There was a period of time when Janeway “developed a lot of venom” for religion, as is the case with many adolescents raised on messages filled with as much love as they are with hellfire and brimstone — but he grew out of that too.
On stage with the Broken Bones, always dressed in a suit, Janeway has found a way to channel the passion of a Southern preacher, and maybe even a way to deliver some of the same messages of love and acceptance.
“I don’t think our goals are as lofty as to speak with God or have a conduit with God, but I do think the goal is the same: to bring people together to have a unique experience, to have a real experience, to have a genuine moment, which I think is something that doesn’t happen as often as I think it should,” he says. “It’s like that one time I saw Prince; I remember having this moment… it was an amazing performance. The neighbor next to you, didn’t matter where they were coming from, you were all experiencing the same thing, you had the same look on your face. I think there is something somewhat spiritual about that.”
Janeway’s a bookworm, and not one to choose light fare. He just finished Blood in the Water, a book about the Attica Prison rebellion in New York. The latest album by St. Paul and the Broken Bones, 2016’s Sea of Noise, was inspired in part by activist lawyer Bryan Stevenson’s memoir Just Mercy. Filled with images of gun violence and systemic oppression, Sea of Noise is reflective of a nation in crisis, and Janeway’s personal crisis.
“It was an internal search of Southern identity in these times, kind of smelling the air,” Janeway says. “Obviously, where we’re at now, here in the political climate and with [movements] like Black Lives Matter… there’s a restlessness. I’m trying to figure out what that is and is there hope. [Sea of Noise] asks a bunch of questions — it doesn’t answer anything. For me, Just Mercy put me there. I had to write that way. I don’t know if I’d write another record like that.”

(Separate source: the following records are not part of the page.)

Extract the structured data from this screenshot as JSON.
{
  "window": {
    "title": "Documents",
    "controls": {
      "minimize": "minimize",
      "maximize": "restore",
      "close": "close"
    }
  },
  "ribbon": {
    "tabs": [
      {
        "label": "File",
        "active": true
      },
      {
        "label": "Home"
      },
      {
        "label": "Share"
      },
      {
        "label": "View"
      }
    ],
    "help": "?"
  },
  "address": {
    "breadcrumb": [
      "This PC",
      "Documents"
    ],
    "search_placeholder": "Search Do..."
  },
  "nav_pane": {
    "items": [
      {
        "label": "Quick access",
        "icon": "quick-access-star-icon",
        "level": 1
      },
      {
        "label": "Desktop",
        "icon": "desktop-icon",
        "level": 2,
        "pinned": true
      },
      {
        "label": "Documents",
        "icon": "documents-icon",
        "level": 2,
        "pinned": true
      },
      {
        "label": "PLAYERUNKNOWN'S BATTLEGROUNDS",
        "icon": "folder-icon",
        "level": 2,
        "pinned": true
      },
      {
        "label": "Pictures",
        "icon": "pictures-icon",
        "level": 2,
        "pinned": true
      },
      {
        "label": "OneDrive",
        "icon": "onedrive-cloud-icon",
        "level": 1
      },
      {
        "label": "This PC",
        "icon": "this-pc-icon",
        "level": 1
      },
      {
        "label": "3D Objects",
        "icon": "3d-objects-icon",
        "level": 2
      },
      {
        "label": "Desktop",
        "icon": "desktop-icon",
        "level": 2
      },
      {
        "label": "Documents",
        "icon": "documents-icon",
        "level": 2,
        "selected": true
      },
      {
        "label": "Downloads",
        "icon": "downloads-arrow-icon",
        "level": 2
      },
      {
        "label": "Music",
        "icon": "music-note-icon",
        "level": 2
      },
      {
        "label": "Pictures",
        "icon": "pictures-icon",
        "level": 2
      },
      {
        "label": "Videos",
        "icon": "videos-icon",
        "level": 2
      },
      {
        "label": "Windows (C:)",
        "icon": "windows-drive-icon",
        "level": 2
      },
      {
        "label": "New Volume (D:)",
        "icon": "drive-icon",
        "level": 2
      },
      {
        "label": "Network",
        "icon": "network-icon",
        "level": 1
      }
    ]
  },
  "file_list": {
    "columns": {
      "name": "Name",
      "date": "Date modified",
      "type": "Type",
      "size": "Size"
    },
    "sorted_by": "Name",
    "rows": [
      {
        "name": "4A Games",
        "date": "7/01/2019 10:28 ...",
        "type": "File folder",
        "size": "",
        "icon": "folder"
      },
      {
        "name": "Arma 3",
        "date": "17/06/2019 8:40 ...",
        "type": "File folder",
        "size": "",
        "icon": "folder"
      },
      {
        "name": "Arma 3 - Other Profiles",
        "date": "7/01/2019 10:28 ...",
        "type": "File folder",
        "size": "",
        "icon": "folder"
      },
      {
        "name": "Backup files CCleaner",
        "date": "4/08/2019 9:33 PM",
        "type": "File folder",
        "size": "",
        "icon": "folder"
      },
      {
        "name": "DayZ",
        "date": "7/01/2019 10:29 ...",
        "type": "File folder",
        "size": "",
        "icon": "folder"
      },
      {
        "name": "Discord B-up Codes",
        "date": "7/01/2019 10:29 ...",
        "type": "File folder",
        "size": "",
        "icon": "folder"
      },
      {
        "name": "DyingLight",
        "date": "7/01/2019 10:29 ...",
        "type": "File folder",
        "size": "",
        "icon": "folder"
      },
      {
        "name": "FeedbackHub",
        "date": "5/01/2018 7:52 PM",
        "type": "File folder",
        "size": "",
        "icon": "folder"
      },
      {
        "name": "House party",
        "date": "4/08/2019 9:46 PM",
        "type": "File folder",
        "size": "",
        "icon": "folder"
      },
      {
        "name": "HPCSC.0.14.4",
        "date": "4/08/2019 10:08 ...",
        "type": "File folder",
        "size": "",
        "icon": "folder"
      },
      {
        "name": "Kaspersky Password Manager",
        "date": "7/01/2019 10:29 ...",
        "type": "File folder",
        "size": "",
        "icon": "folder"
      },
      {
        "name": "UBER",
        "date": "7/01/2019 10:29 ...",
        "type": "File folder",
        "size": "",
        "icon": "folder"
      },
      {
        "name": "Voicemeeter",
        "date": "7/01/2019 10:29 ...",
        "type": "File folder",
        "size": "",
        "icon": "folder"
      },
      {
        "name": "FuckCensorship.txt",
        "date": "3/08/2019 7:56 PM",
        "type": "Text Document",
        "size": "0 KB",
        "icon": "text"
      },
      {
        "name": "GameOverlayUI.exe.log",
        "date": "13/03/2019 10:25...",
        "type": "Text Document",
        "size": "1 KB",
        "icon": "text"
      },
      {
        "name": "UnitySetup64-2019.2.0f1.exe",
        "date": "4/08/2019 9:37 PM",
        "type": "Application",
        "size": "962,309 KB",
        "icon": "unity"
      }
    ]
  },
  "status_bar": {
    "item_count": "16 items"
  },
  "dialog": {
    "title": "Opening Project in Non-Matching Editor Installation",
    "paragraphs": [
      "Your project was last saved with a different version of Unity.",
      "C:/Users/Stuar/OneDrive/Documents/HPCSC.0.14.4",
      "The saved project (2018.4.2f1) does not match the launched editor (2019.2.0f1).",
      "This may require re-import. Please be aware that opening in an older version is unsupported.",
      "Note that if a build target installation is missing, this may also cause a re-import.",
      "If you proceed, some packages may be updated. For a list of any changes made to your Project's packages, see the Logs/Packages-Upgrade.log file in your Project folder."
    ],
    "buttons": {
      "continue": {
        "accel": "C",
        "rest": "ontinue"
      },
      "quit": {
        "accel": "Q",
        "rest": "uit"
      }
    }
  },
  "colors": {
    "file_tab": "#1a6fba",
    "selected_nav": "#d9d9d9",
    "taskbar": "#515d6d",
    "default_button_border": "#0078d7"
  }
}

In fact, he’s just gotten off the phone with his manager, and while he can’t get into specifics, the next Broken Bones project is “very ambitious.”
For a band that’s covered Radiohead’s “Fake Plastic Trees,” and “Let Me Roll It” by Wings, “ambitious” conjures interesting possibilities.
“That’s a good place to have your head.”
And that’s all we’ll get from Janeway — for now.
On the Bill: St. Paul and the Broken Bones. 7:30 p.m. Chautauqua Auditorium, 900 Baseline Road, Boulder, tickets.chautauqua.com. $35-$50.